It often happens this way - you pick up a book, and only pull it out again years later when you really need it.
Brisbane, at the start of summer, delivers a humid weekend as a warning. The temperature is due to hit 41. I’d planned to work at home but by noon I’m wandering the streets, sweating like I’ve played a full 90, unable to do anything for the dying magpie I pass and desperate to find a cool refuge. I’ve got a book in my bag. It’s Fever Pitch by Nick Hornby, the Penguin edition, and I’ve had it for five years. When I sit down at a tapas bar on James Street it’s the first time I’ve looked past the cover.
I read it in those hottest hours of the day, sipping pear cider, the drink that became mine those nights I watched games at the pub. It is only recently that the A-League, Australia’s premier competition, has been showing on free-to-air television and I can watch games for free in my living room when I’m not at the stadium.
Reading Hornby, I am unburdened of guilt. Of missing parties and birthdays when there was a big game on. Of keeping my eyes glued to my phone. Of supporting my team when they are bottom of the table. Of making my friends and family and partners share the pain. A supporter’s passion is justified with Hornby’s words, he speaks to the emotion, that vulnerability within us all. When we sit in the stands and yell we are so very close to the children we were.
I’m yet to read a book that describes these sporting moments so well. The football books I read as a teenager had a sameness to them. I grew up with Murri and Dutch parents, and although I’m happy to be part of a Maroons win, or follow the Koori Knock Out, or cheer for the Bunnies with all them mob at the pub, my heart’s set on the round ball – my Dutch father, who spent hours with me in the park, practising headers, won out. I enjoy watching tennis and the cycling and almost every other sport, but I’m up at all hours of the night following the European Championships, I take a week of work for the World Cup, and I would spend every weekend just watching the A-League if I could get away with it. My beloved Brisbane Roar have got me for life. No matter how disappointing the result, I’m already thinking of the next game.
This promise of summer in the air brings Hornby’s descriptions of stadium life closer, and I feel excited when I leave the tapas bar.
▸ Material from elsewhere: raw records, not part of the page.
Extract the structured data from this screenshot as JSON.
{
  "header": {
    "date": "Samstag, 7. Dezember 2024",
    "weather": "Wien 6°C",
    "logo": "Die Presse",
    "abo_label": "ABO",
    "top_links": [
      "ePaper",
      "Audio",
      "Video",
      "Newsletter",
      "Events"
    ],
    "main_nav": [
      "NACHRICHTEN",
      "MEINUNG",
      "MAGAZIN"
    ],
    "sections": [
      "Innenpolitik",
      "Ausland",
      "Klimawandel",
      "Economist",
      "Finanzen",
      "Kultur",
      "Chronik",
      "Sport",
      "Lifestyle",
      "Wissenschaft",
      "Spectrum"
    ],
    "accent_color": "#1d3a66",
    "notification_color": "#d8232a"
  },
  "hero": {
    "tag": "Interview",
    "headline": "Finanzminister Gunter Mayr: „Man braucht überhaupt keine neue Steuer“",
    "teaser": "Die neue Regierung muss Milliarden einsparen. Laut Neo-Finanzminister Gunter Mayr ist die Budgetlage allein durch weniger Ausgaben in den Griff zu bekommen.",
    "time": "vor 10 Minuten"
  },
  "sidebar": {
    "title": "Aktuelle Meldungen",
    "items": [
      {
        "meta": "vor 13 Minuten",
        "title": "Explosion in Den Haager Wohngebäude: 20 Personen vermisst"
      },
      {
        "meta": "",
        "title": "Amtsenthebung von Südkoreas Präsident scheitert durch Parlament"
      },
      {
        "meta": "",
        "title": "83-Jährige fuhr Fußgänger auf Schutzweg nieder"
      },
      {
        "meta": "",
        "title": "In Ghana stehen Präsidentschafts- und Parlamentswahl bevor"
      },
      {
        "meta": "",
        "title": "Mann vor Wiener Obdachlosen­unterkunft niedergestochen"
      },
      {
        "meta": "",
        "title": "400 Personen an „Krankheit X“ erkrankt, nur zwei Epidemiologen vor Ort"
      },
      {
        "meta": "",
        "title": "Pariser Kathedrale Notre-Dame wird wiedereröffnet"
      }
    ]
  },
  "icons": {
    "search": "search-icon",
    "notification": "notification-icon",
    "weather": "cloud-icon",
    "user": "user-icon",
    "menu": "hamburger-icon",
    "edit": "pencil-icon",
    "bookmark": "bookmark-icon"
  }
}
When I became a published writer I shied away from revealing my other life, thinking my love for the game was a dirty secret in a world heavy with words. The truth is, I find beauty in my favourite journalist’s analysis, in the awkward post-game player chat, in the rhythm of a commentator rapping names in a string of passes. For a long time I thought of writing a book about football, but deemed it too difficult, and a childish dream. Reading Fever Pitch that day in the restaurant changed my mind. Art and sport had found a way to co-exist, and writing about sport didn’t have to be ugly or one-dimensional.
Hornby’s book is also a coming-of-age, describing a lonely childhood splintered by the divorce of his parents and first relationships that failed to last the distance on the stands. I think it’s good to share a team, though the most harmonious relationship, I’ve found, is where your partner is just as involved with a different sport. Get two televisions and there will be no misunderstandings.
The summer will last and last.
Ellen van Neerven is a writer of Mununjali and Dutch descent. She is the author of Heat and Light (UQP, 2014).
Sam van Zweden was Writers Bloc’s Online Editor from 2013 - 2015. A Melbourne-based writer and blogger, her work has appeared in The Big Issue, Voiceworks, Tincture Journal, Page seventeen, and others. She’s passionate about creative nonfiction and cross stitch. She tweets @samvanzweden.